Data supplied below:

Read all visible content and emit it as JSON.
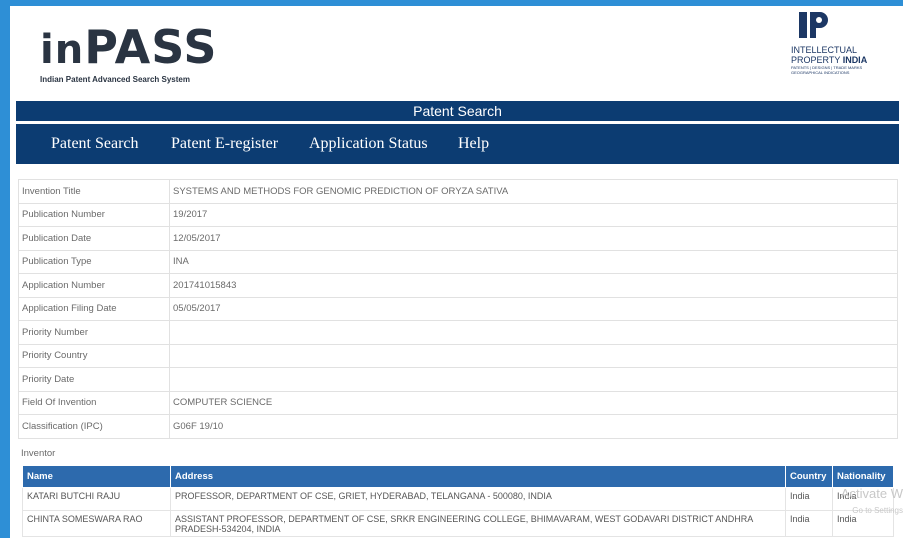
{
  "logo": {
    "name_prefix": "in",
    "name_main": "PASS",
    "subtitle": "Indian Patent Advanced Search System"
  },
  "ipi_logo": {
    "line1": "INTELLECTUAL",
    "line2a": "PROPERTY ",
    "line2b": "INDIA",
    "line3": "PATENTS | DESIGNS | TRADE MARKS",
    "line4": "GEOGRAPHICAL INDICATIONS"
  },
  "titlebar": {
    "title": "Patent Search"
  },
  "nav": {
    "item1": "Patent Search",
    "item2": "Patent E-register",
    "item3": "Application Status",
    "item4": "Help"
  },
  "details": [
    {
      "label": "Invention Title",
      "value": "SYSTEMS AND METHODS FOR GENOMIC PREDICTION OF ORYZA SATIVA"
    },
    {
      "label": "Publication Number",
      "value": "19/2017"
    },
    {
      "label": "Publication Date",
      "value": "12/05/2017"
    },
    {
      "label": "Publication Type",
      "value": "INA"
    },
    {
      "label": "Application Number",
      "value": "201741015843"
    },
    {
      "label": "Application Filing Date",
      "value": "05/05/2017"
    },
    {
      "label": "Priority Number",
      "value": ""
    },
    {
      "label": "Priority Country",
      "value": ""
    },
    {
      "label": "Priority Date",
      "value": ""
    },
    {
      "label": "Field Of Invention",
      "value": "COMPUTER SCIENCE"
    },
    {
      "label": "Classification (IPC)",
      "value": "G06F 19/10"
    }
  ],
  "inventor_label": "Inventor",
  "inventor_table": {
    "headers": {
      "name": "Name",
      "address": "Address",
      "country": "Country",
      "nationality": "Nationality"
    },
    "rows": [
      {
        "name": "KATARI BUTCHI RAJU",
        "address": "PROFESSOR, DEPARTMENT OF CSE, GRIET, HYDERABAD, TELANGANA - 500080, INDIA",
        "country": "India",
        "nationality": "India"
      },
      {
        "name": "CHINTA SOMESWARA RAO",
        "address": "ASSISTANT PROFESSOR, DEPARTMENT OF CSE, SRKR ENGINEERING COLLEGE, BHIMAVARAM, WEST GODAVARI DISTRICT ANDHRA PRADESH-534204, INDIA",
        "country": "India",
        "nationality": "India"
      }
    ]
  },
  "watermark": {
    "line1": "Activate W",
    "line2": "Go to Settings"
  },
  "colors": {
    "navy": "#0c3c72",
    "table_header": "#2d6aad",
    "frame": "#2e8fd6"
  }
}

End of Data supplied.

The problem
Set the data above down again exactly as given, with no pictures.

Final answer
Read all visible content and emit it as JSON.
{
  "logo": {
    "name_prefix": "in",
    "name_main": "PASS",
    "subtitle": "Indian Patent Advanced Search System"
  },
  "ipi_logo": {
    "line1": "INTELLECTUAL",
    "line2a": "PROPERTY ",
    "line2b": "INDIA",
    "line3": "PATENTS | DESIGNS | TRADE MARKS",
    "line4": "GEOGRAPHICAL INDICATIONS"
  },
  "titlebar": {
    "title": "Patent Search"
  },
  "nav": {
    "item1": "Patent Search",
    "item2": "Patent E-register",
    "item3": "Application Status",
    "item4": "Help"
  },
  "details": [
    {
      "label": "Invention Title",
      "value": "SYSTEMS AND METHODS FOR GENOMIC PREDICTION OF ORYZA SATIVA"
    },
    {
      "label": "Publication Number",
      "value": "19/2017"
    },
    {
      "label": "Publication Date",
      "value": "12/05/2017"
    },
    {
      "label": "Publication Type",
      "value": "INA"
    },
    {
      "label": "Application Number",
      "value": "201741015843"
    },
    {
      "label": "Application Filing Date",
      "value": "05/05/2017"
    },
    {
      "label": "Priority Number",
      "value": ""
    },
    {
      "label": "Priority Country",
      "value": ""
    },
    {
      "label": "Priority Date",
      "value": ""
    },
    {
      "label": "Field Of Invention",
      "value": "COMPUTER SCIENCE"
    },
    {
      "label": "Classification (IPC)",
      "value": "G06F 19/10"
    }
  ],
  "inventor_label": "Inventor",
  "inventor_table": {
    "headers": {
      "name": "Name",
      "address": "Address",
      "country": "Country",
      "nationality": "Nationality"
    },
    "rows": [
      {
        "name": "KATARI BUTCHI RAJU",
        "address": "PROFESSOR, DEPARTMENT OF CSE, GRIET, HYDERABAD, TELANGANA - 500080, INDIA",
        "country": "India",
        "nationality": "India"
      },
      {
        "name": "CHINTA SOMESWARA RAO",
        "address": "ASSISTANT PROFESSOR, DEPARTMENT OF CSE, SRKR ENGINEERING COLLEGE, BHIMAVARAM, WEST GODAVARI DISTRICT ANDHRA PRADESH-534204, INDIA",
        "country": "India",
        "nationality": "India"
      }
    ]
  },
  "watermark": {
    "line1": "Activate W",
    "line2": "Go to Settings"
  },
  "colors": {
    "navy": "#0c3c72",
    "table_header": "#2d6aad",
    "frame": "#2e8fd6"
  }
}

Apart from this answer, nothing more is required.